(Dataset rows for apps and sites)
┄┄┄┄┄┄

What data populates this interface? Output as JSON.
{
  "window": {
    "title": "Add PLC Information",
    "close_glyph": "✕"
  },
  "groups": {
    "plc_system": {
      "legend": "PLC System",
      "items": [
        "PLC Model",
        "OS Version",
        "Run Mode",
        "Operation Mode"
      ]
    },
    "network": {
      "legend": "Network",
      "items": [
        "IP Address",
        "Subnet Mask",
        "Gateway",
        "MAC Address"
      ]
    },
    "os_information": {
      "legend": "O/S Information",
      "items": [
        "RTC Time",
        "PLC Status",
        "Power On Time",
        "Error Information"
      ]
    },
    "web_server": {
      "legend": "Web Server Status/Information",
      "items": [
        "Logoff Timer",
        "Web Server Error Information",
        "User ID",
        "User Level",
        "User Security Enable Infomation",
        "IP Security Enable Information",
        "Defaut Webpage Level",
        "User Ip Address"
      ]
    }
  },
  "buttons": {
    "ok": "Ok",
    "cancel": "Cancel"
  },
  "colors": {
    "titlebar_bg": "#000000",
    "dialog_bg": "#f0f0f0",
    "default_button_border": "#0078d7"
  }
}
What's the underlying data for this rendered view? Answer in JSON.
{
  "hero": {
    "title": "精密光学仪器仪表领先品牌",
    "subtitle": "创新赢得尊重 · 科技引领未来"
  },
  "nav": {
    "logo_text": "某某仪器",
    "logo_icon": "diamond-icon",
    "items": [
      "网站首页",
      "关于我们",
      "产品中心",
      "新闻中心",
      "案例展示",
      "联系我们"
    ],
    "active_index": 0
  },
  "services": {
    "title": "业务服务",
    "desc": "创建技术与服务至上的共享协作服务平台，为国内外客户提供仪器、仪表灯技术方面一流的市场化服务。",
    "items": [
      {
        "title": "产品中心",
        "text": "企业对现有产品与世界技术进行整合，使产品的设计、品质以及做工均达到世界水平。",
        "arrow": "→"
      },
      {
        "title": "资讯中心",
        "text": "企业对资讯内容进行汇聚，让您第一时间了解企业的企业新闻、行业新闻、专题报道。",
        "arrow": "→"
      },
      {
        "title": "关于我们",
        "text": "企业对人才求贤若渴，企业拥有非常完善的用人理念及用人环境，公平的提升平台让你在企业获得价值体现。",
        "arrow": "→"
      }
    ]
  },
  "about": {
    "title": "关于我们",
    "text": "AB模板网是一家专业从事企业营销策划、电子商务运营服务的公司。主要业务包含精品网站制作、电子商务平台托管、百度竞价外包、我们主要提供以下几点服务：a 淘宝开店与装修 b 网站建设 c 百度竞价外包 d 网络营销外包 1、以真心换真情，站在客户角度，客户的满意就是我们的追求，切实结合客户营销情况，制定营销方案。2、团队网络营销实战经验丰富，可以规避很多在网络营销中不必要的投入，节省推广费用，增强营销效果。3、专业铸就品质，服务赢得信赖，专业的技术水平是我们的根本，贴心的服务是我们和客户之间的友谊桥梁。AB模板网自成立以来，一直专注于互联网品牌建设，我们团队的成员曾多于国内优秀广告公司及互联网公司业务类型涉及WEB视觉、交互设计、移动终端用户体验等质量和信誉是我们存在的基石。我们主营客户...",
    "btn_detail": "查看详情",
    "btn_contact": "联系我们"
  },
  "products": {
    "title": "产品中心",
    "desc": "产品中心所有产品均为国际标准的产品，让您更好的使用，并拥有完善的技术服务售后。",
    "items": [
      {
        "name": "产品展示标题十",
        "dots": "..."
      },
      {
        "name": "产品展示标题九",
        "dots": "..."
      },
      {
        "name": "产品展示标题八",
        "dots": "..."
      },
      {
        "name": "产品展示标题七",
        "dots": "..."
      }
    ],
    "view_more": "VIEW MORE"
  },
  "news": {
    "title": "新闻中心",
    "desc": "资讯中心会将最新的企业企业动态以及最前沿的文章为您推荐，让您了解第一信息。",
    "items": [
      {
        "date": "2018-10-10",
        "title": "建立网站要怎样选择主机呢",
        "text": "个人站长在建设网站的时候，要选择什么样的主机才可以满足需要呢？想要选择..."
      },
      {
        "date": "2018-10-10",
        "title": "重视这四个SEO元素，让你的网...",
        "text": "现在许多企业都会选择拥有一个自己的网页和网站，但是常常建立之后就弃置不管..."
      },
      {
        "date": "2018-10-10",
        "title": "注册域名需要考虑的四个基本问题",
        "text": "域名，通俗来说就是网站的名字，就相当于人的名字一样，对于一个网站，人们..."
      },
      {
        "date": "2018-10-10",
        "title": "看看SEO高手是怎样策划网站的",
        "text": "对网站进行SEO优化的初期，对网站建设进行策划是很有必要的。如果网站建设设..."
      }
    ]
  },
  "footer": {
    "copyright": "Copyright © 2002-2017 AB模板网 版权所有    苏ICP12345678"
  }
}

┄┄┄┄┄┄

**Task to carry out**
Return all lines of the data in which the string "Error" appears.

**Result**
        "Error Information"
        "Web Server Error Information",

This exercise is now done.